(Beginning of TASK INPUT)
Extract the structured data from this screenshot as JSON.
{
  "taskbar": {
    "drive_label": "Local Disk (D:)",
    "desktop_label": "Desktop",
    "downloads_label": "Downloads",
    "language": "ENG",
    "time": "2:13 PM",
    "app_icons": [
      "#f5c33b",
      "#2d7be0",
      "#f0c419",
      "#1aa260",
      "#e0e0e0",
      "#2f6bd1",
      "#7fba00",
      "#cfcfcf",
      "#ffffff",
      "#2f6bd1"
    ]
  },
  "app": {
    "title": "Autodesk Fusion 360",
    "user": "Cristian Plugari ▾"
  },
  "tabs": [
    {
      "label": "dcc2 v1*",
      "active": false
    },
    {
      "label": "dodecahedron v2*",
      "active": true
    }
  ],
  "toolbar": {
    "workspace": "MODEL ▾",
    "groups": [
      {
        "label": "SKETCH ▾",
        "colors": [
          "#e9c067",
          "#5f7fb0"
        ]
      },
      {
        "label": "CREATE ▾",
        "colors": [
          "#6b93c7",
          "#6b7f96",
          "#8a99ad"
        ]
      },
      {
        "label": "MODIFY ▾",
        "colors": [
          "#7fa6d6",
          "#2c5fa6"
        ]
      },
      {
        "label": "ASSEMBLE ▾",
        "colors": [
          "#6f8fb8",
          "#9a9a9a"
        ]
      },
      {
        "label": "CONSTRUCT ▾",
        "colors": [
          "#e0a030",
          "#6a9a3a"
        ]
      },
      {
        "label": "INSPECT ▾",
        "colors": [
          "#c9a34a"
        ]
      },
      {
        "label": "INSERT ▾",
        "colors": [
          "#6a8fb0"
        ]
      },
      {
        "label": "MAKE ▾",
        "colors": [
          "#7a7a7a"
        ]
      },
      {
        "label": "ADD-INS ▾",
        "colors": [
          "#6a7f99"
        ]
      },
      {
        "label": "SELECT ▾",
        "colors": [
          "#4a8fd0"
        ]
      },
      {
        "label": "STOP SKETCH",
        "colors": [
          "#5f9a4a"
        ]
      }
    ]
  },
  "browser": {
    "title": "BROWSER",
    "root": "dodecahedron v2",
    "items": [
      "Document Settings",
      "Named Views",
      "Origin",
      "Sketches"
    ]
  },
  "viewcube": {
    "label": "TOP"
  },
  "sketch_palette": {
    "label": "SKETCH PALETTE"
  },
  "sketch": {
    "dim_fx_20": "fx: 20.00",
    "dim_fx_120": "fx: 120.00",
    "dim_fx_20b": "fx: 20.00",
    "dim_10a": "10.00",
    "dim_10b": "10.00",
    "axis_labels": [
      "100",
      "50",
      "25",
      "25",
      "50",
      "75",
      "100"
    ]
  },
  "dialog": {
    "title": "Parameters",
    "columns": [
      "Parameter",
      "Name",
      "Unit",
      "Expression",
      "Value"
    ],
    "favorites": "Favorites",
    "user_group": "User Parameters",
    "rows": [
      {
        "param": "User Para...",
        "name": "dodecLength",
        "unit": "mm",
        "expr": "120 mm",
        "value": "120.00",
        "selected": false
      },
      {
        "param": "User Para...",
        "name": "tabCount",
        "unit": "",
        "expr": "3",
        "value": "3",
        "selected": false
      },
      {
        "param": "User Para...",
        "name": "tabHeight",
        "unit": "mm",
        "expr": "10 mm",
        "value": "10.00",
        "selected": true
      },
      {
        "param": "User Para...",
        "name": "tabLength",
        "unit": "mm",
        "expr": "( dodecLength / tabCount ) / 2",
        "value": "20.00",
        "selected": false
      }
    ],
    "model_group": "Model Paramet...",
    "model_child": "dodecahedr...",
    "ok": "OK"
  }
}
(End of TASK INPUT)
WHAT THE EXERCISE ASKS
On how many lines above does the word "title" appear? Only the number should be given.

OUTPUT BELOW
3